(Work to complete):
Search the material for the word "Warszawa" and copy each line that holds it.

(Available records):

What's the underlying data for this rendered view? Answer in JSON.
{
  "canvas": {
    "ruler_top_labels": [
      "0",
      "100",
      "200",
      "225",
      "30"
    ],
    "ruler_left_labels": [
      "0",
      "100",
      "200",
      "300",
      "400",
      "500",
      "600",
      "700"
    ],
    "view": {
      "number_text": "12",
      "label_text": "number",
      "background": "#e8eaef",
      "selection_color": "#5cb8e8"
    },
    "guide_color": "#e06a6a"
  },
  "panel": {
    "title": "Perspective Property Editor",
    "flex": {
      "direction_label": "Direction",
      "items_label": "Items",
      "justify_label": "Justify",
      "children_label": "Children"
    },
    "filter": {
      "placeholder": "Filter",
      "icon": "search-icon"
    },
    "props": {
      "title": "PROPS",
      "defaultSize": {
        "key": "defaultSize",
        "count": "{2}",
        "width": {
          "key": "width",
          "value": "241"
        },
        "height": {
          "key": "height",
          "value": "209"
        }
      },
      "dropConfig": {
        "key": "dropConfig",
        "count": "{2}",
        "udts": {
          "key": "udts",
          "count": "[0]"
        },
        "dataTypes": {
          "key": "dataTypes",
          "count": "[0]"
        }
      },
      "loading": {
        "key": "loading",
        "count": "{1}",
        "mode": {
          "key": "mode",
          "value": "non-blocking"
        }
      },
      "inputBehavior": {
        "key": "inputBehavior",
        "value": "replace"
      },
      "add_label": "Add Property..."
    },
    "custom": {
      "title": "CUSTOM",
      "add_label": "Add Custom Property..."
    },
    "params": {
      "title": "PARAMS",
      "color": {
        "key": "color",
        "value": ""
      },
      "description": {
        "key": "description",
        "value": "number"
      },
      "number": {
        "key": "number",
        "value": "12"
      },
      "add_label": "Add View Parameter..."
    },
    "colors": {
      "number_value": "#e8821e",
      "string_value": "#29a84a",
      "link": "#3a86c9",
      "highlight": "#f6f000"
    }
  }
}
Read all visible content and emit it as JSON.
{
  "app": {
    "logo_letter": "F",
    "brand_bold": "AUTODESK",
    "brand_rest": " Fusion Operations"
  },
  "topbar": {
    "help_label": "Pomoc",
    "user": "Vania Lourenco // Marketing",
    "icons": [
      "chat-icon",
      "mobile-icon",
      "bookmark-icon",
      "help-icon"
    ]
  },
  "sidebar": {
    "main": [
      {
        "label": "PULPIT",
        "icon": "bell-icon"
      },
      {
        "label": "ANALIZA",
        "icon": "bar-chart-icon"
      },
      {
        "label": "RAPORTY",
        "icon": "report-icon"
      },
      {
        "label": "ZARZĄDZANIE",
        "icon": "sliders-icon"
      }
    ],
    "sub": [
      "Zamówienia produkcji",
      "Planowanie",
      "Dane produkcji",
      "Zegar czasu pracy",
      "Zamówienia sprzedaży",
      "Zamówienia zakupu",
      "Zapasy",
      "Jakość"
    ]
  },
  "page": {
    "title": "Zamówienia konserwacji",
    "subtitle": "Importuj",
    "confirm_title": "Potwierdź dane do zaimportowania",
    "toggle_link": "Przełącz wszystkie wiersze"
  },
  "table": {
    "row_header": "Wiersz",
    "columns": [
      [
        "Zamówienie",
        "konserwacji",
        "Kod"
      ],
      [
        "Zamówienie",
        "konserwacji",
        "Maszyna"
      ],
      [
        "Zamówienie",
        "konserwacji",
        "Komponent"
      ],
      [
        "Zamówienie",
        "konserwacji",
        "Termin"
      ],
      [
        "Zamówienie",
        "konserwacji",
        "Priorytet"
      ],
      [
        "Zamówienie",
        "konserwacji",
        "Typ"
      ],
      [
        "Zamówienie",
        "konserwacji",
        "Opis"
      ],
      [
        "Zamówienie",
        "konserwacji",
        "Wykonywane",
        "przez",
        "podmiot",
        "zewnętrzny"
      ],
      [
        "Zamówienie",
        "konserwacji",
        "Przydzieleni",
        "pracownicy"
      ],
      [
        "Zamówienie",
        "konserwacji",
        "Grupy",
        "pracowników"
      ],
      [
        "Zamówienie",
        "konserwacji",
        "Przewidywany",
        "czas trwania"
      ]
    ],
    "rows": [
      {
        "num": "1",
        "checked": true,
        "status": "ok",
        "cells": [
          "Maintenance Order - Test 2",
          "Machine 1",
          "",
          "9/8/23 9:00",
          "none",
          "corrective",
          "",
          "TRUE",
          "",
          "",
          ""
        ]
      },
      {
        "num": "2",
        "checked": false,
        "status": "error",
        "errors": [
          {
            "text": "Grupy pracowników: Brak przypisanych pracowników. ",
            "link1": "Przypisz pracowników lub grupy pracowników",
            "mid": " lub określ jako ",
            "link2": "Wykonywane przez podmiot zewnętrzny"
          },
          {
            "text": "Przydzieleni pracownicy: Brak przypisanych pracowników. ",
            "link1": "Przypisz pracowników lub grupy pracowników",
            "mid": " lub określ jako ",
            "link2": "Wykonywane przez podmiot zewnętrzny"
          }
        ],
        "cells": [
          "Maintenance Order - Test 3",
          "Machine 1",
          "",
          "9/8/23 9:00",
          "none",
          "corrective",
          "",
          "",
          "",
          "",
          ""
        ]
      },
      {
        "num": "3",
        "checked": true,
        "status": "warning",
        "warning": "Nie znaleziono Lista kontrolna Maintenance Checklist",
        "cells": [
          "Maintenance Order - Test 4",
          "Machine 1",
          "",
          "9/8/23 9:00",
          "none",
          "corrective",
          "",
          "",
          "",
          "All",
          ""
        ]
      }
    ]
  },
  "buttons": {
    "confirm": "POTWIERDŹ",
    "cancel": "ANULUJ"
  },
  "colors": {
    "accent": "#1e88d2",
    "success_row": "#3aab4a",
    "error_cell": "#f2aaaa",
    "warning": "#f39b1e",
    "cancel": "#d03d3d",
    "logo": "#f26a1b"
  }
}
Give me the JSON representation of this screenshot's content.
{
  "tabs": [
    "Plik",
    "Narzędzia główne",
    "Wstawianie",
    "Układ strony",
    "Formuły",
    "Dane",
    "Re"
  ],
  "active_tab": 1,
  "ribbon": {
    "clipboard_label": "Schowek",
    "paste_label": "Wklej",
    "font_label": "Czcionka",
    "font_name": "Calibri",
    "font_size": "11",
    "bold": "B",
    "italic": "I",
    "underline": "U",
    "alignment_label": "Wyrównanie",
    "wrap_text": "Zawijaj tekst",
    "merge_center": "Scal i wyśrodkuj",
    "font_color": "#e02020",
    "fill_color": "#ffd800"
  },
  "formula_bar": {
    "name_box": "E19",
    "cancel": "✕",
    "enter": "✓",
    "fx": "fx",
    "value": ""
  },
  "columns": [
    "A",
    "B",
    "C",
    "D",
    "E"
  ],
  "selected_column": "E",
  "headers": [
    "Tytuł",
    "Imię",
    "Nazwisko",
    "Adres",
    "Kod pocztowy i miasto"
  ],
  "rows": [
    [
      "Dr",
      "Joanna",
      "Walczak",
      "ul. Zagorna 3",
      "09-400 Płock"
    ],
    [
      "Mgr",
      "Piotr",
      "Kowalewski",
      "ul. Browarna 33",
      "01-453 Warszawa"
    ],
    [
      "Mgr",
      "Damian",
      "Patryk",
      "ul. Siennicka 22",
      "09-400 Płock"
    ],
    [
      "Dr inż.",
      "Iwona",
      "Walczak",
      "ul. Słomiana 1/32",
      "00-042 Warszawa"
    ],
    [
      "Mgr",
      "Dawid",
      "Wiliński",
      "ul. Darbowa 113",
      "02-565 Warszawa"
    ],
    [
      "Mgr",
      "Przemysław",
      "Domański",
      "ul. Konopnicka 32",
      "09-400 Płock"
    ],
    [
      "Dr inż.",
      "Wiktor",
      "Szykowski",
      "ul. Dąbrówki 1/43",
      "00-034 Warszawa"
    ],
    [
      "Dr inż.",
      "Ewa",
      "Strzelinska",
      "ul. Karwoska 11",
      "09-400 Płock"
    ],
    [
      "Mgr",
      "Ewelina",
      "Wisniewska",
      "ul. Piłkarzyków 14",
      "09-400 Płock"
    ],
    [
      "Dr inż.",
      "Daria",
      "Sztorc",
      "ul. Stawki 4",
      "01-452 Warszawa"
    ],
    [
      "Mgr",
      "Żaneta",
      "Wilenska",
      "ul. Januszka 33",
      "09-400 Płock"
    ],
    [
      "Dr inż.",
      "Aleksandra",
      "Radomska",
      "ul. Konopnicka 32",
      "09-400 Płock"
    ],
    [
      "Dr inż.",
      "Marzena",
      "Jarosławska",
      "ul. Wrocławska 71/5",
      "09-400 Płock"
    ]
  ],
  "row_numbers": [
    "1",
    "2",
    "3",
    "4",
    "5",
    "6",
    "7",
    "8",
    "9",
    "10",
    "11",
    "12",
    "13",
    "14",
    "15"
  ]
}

(Exercise answer):
      "01-453 Warszawa"
      "00-042 Warszawa"
      "02-565 Warszawa"
      "00-034 Warszawa"
      "01-452 Warszawa"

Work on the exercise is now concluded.